3rd August 2015
Ebola vaccine is 100% successful
An Ebola vaccine has shown 100% success in an initial trial, the World Health Organisation reports.
Results from an interim analysis of the Guinea Phase III efficacy vaccine trial show that VSV-EBOV (Merck, Sharp & Dohme) is highly effective against Ebola. The independent body of international experts – the Data and Safety Monitoring Board – that conducted the review, advised that the trial should continue. Preliminary results from analyses of these interim data are published in British journal The Lancet.
"This is an extremely promising development," said Dr Margaret Chan, Director-General of the World Health Organisation (WHO). "The credit goes to the Guinean Government, the people living in the communities and our partners in this project. An effective vaccine will be another very important tool for both current and future Ebola outbreaks."
While the vaccine up to now shows 100% efficacy in individuals, more conclusive evidence is needed on its capacity to protect populations through what is called “herd immunity”. To that end, the Guinean national regulatory authority and ethics review committee have approved continuation of the trial.
"This is Guinea’s gift to West Africa and the world,” said Dr Sakoba Keita, Guinea's national coordinator for the Ebola response. "The thousands of volunteers from Conakry and other areas of Lower Guinea, but also the many Guinean doctors, data managers and community mobilisers have contributed to finding a line of defence against a terrible disease."
"The 'ring' vaccination method adopted for the vaccine trial is based on the smallpox eradication strategy," said John-Arne Røttingen, Director of the Division of Infectious Disease Control at the Norwegian Institute of Public Health and Chair of the Study Steering Group. "The premise is that by vaccinating all people who have come into contact with an infected person you create a protective 'ring' and stop the virus from spreading further. This strategy has helped us to follow the dispersed epidemic in Guinea, and will provide a way to continue this as a public health intervention in trial mode."
The vaccination trial began in late March and ended in late July 2015. The study compared two groups – given a single dose either immediately or delayed for 21 days. In the 90 clusters who received either immediate vaccination (48; 4123 adults vaccinated) or delayed vaccination (42; 3528 adults vaccinated on day 21), a single intramuscular injection of VSV-ZEBOV gave complete (100%) protection against Ebola 10 days after randomisation.
"Before the trial started, in most clusters there had been a series of Ebola cases over the weeks prior to randomisation. However, since the trial started, we have seen no new cases in vaccinated volunteers within 10 days of vaccination, regardless of whether vaccination was immediate or delayed," explains co-author Dr Marie Paule Kieny, from the World Health Organisation (WHO) in Geneva, Switzerland.
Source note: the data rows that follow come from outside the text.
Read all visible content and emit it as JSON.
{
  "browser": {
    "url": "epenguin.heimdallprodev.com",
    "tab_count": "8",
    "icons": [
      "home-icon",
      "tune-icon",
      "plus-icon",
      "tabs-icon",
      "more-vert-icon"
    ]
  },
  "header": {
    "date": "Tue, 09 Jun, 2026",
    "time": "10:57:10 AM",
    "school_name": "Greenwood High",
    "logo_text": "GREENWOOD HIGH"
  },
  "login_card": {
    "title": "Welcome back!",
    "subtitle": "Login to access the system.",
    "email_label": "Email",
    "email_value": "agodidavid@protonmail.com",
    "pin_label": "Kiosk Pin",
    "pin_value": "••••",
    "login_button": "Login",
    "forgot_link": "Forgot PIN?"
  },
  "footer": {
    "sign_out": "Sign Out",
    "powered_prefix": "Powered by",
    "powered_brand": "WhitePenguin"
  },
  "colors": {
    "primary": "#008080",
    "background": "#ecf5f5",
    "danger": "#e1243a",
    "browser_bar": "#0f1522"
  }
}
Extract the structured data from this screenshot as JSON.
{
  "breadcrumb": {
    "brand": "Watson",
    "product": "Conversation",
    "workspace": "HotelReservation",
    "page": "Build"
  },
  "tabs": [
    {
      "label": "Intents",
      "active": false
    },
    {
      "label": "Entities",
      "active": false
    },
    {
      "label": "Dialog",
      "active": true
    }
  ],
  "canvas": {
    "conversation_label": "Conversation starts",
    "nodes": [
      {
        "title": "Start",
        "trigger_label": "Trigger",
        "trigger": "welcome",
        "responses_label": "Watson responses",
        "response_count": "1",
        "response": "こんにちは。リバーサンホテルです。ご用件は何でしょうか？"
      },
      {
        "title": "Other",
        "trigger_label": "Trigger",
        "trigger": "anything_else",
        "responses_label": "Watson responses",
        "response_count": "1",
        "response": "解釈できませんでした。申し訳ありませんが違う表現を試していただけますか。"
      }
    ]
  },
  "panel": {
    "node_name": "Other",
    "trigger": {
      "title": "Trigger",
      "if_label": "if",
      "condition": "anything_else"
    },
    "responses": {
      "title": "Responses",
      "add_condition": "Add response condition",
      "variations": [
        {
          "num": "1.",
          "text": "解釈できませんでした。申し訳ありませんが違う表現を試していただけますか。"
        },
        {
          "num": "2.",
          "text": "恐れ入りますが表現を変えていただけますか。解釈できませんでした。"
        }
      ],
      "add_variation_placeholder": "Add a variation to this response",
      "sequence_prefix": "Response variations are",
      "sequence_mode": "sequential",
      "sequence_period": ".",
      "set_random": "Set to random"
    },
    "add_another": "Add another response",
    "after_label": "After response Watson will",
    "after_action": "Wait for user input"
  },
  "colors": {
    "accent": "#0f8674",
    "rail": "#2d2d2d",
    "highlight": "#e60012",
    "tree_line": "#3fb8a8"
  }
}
"This is a remarkable result which shows the power of equitable international partnerships and flexibility," said Jeremy Farrar, Director of the UK's Wellcome Trust, one of the funders of the trial. "This partnership also shows that such critical work is possible in the midst of a terrible epidemic. It should change how the world responds to such emerging infectious disease threats. We, and all our partners, remain fully committed to giving the world a safe and effective vaccine."
"Ebola has claimed thousands of lives and devastated communities across West Africa," said UK international development secretary, Justine Greening. "The results of these UK-backed vaccine trials are hugely promising and represent a significant breakthrough in our battle against this deadly disease. The vaccine offers hope for a future where we never have to face an Ebola epidemic like this again."
"This record-breaking work marks a turning point in the history of health R&D," said Assistant Director-General Marie-Paule Kieny, who leads the Ebola Research and Development effort at WHO. "We now know that the urgency of saving lives can accelerate R&D. We will harness this positive experience to develop a global R&D preparedness framework so that if another major disease outbreak ever happens again, for any disease, the world can act quickly and efficiently to develop and use medical tools and prevent a large-scale tragedy."
The trial design was developed by a group of experts from Canada, France, Guinea, Norway, Switzerland, the UK, USA, and WHO. The group included Professor Donald A. Henderson of John Hopkins University, who led the WHO smallpox eradication effort by using the ring vaccination strategy.